Stored data entries:
........

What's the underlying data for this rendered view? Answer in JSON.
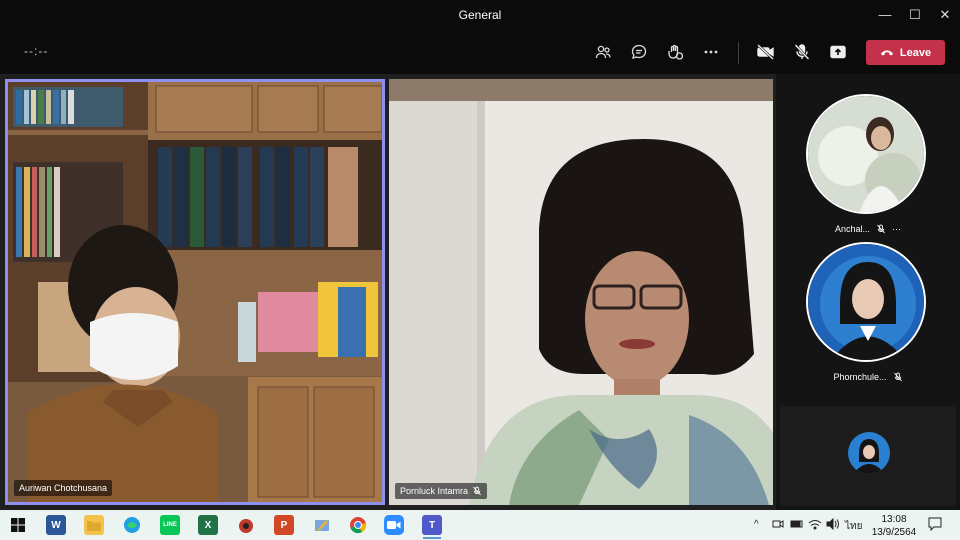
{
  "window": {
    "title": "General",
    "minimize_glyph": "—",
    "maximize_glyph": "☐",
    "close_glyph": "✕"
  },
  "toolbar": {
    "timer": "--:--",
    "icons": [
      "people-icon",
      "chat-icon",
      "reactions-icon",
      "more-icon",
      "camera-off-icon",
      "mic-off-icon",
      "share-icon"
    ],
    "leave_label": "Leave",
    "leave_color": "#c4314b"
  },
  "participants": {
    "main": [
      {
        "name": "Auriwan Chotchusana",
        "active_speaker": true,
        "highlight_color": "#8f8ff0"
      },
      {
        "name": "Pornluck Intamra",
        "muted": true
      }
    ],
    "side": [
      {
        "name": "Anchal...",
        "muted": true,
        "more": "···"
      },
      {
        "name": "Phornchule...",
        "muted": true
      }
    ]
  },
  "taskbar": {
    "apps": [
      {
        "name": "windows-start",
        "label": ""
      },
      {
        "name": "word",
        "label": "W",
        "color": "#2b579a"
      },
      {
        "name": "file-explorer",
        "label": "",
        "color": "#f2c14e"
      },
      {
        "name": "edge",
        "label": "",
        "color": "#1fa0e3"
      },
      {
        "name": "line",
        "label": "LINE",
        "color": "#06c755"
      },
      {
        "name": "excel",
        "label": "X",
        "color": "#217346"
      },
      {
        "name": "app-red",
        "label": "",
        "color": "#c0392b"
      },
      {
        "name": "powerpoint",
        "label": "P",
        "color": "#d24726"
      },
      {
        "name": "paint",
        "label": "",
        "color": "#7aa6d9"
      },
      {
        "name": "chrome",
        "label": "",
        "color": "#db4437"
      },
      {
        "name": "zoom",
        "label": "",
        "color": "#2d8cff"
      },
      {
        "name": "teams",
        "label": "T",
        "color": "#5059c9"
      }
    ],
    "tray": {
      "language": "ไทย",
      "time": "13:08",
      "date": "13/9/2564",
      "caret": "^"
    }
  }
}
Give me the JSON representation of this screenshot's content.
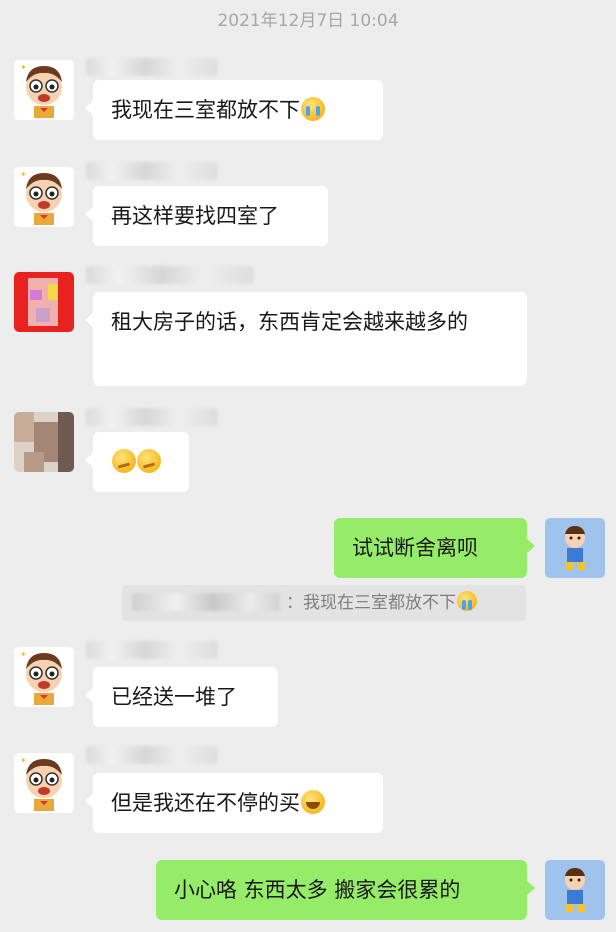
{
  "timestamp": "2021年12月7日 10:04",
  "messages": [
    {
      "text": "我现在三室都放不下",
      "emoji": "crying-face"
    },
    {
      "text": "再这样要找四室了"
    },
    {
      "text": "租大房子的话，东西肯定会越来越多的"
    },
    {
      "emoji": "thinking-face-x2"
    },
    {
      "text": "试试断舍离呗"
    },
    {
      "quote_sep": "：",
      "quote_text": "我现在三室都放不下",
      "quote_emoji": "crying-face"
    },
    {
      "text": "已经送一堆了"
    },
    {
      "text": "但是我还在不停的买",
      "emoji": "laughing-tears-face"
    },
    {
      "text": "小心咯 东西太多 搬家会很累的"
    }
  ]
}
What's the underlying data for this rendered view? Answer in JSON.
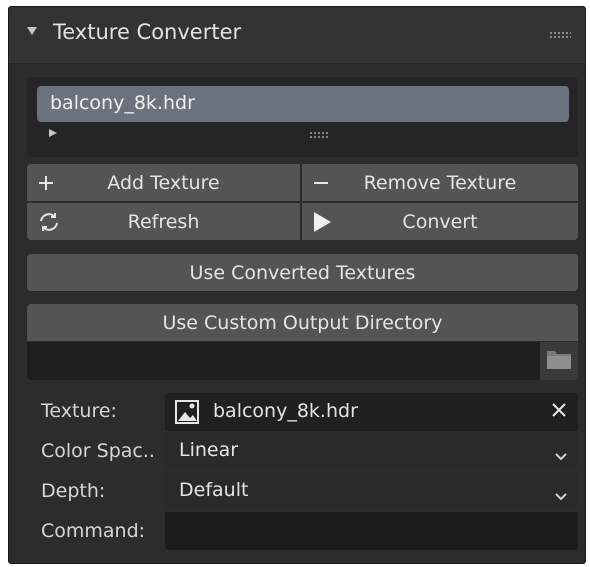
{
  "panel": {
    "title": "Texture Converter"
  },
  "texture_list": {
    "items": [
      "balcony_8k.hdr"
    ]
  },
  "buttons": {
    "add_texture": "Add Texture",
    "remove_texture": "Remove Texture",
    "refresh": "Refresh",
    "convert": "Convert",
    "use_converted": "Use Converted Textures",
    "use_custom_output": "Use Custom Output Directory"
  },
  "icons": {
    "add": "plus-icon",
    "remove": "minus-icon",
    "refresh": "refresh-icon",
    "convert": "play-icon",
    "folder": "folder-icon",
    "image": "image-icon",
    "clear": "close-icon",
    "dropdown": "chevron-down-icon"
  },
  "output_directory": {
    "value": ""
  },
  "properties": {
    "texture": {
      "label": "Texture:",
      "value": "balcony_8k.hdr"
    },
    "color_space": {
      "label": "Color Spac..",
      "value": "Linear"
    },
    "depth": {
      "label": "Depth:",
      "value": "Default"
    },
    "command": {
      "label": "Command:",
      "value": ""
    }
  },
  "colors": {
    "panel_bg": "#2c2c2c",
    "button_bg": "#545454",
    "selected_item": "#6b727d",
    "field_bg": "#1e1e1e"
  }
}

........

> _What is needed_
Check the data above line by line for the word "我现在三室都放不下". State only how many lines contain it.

> _Completed exercise_
2